◆ YOUR ASSIGNMENT ◆
Pull out every line of the listing below where "Devices" appears.

◆ INFORMATION SHOWN ◆
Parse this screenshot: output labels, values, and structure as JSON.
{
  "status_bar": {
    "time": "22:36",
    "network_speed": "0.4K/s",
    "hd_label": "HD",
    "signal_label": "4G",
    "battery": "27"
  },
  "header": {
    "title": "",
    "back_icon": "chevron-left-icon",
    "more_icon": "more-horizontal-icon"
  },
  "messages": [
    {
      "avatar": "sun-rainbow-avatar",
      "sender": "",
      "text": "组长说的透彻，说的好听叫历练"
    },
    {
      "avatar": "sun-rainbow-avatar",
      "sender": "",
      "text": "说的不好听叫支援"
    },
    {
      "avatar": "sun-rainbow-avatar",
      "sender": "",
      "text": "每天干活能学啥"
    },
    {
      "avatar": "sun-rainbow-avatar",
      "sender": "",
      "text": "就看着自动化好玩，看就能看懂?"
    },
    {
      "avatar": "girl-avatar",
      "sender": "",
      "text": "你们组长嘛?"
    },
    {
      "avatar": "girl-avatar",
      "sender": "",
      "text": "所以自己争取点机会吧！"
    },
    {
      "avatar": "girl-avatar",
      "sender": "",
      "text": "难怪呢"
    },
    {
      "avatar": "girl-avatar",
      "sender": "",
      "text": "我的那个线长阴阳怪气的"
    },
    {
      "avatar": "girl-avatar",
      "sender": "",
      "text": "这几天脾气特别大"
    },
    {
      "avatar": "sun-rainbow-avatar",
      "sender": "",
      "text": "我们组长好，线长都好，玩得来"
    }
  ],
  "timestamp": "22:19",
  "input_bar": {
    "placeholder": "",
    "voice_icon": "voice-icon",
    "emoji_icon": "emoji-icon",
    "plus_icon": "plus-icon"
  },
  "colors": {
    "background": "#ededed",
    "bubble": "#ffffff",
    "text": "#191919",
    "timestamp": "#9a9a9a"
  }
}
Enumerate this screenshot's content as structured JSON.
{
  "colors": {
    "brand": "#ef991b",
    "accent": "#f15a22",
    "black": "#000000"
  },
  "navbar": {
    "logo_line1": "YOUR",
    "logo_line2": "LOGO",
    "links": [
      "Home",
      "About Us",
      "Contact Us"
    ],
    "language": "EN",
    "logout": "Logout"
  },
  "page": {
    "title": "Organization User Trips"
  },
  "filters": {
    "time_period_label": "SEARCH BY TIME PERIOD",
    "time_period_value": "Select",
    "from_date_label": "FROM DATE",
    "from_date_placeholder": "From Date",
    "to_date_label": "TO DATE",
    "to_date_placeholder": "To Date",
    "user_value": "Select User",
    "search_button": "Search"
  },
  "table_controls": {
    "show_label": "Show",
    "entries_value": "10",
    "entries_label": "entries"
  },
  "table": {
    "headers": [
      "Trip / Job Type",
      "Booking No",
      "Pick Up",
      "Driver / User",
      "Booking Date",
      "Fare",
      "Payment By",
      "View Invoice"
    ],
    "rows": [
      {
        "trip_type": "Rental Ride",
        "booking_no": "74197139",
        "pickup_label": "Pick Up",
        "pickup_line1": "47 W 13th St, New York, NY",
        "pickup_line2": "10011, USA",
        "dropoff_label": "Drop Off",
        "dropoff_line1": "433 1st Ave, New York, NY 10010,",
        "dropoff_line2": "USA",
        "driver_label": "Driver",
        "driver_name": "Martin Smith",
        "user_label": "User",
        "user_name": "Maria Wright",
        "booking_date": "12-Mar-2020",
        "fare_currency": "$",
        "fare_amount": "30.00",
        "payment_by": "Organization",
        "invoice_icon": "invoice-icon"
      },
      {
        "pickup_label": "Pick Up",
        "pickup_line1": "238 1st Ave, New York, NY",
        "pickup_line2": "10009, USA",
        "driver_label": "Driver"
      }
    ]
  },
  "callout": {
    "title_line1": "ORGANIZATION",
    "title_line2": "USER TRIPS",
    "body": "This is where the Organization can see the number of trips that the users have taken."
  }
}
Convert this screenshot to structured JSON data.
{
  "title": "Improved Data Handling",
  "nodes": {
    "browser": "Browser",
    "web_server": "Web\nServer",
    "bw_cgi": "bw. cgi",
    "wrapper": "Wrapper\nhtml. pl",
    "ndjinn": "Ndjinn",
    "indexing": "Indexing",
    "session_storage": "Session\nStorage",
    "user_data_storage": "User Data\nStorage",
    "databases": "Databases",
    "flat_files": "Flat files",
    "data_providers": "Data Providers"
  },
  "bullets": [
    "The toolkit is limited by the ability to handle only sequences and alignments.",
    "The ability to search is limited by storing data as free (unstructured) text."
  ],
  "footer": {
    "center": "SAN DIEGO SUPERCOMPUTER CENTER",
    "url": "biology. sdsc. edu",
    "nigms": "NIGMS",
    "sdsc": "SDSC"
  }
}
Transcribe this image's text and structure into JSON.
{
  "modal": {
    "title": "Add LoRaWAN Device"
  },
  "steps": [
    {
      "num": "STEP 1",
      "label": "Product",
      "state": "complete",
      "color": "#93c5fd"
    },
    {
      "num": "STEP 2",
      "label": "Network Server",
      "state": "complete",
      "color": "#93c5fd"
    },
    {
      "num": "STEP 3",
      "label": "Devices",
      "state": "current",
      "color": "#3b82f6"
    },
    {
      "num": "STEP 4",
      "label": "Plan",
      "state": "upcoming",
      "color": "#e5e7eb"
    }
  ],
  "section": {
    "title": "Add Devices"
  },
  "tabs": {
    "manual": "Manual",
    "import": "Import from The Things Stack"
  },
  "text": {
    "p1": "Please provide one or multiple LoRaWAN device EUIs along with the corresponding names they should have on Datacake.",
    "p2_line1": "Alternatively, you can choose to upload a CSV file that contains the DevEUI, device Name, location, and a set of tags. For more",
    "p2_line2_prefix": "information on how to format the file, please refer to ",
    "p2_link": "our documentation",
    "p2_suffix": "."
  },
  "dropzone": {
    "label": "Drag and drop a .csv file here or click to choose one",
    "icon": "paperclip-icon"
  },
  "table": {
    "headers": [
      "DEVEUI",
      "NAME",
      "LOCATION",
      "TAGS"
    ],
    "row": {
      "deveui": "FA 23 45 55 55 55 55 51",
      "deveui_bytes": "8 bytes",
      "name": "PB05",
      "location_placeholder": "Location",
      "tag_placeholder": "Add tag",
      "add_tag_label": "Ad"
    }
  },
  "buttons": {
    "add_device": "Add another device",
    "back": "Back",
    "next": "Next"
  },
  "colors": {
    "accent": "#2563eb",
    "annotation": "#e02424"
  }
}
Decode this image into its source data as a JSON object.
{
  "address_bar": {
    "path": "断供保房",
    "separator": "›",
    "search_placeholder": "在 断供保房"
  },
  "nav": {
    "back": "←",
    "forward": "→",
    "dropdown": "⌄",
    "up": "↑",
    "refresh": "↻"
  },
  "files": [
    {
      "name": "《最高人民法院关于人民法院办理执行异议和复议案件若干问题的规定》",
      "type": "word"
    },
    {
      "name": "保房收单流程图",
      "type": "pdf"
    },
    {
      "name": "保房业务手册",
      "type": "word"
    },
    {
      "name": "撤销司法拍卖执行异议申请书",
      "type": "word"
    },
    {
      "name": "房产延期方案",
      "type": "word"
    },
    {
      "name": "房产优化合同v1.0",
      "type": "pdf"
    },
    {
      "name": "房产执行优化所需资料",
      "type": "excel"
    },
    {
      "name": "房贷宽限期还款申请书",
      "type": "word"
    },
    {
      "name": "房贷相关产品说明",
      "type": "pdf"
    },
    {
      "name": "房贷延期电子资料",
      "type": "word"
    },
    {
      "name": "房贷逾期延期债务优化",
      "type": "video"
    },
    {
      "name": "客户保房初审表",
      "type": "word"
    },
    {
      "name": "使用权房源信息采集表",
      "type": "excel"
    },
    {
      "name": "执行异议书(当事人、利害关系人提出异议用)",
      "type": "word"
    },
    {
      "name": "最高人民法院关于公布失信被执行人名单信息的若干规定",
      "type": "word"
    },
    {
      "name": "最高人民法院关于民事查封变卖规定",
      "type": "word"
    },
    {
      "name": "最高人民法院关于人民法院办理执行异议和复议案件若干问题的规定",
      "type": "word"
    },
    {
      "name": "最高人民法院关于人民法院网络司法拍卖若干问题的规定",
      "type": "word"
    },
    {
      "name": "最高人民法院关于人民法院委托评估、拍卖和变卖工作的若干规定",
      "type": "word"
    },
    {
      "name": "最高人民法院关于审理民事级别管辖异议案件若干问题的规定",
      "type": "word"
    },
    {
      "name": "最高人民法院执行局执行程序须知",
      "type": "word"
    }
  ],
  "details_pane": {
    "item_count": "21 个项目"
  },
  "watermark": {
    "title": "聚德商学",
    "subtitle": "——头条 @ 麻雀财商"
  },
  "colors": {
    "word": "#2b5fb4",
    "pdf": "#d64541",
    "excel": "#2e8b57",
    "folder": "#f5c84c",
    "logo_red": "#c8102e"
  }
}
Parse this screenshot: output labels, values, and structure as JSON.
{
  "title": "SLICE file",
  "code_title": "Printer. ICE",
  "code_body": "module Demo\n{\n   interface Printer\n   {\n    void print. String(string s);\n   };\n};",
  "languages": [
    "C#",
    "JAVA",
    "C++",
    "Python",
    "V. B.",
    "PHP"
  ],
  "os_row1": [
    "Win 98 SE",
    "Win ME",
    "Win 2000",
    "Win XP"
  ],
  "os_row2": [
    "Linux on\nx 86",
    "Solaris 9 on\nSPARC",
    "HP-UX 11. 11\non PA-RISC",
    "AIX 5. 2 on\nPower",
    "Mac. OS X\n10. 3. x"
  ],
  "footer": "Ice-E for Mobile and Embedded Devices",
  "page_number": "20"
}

◆ OUTPUT OF THE TASK ◆
      "label": "Devices",
    "title": "Add Devices"
  "footer": "Ice-E for Mobile and Embedded Devices",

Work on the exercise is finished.